**EXERCISE**:
Among the records, find the lines that hold the string "zoom" and return them.

**SUPPLIED DATA**:
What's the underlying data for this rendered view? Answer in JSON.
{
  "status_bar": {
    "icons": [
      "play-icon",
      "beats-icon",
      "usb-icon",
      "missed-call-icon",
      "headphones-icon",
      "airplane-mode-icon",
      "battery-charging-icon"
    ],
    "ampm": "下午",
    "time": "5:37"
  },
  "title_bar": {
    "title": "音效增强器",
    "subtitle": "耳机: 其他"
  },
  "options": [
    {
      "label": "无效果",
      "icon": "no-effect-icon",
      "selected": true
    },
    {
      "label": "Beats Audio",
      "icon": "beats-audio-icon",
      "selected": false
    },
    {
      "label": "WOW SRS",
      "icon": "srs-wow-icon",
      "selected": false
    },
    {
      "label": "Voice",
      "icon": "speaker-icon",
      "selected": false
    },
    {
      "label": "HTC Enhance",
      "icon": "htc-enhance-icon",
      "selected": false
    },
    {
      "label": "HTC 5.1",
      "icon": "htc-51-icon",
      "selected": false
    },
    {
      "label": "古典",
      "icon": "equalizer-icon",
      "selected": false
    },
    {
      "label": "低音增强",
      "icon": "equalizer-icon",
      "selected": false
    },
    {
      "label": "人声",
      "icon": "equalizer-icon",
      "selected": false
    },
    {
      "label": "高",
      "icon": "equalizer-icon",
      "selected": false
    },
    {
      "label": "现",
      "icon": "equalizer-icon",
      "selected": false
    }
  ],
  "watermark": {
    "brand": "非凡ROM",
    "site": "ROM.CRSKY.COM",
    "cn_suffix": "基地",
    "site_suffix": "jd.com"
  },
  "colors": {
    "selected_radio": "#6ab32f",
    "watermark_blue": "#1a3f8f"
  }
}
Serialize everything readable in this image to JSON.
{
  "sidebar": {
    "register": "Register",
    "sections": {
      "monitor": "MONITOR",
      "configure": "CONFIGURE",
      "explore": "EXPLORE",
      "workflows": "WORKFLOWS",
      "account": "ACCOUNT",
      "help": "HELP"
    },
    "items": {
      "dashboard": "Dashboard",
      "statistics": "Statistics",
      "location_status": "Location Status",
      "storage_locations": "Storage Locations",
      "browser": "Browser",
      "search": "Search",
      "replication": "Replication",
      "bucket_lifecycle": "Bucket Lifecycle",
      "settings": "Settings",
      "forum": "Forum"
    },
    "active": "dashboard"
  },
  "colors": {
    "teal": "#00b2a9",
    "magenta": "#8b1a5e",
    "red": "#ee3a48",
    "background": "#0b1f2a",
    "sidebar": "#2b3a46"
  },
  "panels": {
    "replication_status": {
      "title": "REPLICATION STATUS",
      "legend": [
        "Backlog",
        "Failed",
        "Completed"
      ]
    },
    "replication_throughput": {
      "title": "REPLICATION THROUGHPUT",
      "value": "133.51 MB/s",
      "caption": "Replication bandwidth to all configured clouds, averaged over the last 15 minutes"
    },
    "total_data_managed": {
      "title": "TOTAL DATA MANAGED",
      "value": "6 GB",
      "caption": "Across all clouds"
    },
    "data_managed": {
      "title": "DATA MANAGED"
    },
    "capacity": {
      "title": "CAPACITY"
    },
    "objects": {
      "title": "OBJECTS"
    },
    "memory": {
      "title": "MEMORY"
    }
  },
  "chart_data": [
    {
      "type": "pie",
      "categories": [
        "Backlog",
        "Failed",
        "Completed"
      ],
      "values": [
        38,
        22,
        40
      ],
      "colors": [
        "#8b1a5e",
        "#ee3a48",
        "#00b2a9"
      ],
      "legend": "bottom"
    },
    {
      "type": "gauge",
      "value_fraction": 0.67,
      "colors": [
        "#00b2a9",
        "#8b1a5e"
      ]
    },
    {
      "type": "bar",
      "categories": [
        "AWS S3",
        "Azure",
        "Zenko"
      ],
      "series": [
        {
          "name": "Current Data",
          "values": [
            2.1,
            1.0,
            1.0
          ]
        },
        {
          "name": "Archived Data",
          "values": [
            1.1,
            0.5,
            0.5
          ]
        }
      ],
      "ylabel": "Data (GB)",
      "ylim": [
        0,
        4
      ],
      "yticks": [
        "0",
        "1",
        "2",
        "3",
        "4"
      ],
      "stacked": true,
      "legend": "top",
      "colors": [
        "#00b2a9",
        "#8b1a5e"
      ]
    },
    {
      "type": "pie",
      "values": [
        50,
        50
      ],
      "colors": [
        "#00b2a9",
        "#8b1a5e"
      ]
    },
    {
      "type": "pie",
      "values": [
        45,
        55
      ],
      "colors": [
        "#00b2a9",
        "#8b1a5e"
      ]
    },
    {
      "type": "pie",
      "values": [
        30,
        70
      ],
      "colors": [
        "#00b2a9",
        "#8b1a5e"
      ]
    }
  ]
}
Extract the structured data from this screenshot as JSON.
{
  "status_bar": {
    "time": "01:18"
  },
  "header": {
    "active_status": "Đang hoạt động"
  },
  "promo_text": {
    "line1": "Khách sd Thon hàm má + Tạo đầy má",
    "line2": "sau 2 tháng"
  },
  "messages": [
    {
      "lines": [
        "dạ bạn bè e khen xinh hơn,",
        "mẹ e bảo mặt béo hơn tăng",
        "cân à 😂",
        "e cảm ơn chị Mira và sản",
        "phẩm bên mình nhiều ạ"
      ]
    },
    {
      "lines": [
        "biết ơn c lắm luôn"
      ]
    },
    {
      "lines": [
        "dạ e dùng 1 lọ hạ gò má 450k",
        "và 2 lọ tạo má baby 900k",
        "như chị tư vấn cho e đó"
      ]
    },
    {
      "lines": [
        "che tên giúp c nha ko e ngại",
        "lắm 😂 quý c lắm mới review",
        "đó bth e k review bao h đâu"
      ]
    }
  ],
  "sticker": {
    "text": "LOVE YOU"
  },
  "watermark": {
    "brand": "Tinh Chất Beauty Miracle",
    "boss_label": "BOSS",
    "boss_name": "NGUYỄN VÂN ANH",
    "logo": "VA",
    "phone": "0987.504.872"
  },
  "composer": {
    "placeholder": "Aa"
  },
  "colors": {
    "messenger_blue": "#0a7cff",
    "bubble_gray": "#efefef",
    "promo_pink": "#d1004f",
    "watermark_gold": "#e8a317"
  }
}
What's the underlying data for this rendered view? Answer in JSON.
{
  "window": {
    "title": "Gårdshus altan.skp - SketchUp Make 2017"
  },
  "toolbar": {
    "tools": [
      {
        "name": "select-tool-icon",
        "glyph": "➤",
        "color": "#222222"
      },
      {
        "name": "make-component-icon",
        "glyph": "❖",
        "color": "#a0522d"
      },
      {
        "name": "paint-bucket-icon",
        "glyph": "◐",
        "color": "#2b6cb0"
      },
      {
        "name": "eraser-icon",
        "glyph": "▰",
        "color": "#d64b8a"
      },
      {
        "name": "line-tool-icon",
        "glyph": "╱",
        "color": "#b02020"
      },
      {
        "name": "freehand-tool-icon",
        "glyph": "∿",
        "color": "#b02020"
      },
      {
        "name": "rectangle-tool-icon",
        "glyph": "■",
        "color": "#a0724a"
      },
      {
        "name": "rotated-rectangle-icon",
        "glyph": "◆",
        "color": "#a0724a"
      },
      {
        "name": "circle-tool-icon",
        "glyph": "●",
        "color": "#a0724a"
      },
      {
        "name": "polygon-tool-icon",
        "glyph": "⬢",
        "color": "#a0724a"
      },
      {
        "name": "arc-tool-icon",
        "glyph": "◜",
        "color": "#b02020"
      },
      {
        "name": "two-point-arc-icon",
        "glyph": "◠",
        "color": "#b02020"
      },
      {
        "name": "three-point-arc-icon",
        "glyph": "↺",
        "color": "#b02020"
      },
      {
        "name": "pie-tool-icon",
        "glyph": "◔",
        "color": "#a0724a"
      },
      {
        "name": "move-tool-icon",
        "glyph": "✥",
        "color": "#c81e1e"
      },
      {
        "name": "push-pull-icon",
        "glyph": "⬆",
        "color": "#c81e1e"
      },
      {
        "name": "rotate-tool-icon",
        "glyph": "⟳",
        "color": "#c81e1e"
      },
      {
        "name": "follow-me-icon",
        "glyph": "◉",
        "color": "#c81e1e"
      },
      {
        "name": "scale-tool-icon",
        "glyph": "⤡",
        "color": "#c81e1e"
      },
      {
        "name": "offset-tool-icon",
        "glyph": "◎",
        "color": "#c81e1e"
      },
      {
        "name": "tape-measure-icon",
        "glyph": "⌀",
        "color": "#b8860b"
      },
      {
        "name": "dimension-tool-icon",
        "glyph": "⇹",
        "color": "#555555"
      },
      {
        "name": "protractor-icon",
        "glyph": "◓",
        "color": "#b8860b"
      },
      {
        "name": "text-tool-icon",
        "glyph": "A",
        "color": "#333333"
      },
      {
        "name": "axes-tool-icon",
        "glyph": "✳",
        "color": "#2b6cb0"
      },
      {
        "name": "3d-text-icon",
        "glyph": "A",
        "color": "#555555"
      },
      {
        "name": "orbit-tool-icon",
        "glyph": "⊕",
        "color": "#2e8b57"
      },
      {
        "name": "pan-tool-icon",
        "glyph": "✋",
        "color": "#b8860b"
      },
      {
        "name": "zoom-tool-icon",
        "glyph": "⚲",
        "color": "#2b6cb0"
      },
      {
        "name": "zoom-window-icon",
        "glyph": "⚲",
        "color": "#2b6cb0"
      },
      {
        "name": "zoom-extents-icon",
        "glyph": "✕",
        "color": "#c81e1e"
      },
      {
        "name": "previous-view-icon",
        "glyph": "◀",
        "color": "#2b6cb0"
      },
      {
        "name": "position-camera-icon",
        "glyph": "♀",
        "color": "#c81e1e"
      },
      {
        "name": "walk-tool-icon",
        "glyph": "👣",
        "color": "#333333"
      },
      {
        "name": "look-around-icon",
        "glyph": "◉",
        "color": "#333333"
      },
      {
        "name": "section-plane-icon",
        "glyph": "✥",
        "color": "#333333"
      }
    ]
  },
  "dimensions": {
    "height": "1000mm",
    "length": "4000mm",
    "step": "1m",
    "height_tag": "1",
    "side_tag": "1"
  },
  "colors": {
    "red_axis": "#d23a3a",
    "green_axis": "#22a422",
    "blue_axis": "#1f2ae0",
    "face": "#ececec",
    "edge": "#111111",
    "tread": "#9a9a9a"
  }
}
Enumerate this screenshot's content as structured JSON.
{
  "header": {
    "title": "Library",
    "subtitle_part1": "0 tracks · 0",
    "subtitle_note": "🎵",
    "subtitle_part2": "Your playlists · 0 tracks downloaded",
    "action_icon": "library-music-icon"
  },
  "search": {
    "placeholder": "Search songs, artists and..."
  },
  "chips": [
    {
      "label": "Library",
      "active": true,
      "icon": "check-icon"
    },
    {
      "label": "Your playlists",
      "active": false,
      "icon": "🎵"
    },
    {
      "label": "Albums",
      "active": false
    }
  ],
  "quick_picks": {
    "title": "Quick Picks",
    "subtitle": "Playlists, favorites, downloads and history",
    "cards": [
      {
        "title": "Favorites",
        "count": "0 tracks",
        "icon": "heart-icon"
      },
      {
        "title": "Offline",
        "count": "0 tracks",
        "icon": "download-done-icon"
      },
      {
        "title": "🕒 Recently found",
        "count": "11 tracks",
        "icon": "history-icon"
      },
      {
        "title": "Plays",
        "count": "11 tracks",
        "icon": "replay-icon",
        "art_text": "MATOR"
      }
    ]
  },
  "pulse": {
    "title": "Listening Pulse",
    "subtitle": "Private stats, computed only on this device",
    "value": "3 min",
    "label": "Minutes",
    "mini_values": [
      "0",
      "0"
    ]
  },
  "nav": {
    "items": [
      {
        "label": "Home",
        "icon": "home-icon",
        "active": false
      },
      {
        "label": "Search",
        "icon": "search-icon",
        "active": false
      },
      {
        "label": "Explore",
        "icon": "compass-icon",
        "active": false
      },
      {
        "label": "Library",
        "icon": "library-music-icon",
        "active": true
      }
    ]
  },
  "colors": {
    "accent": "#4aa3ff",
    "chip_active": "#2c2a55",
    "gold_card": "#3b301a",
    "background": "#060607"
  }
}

**TASK RESPONSE**:
        "name": "zoom-tool-icon",
        "name": "zoom-window-icon",
        "name": "zoom-extents-icon",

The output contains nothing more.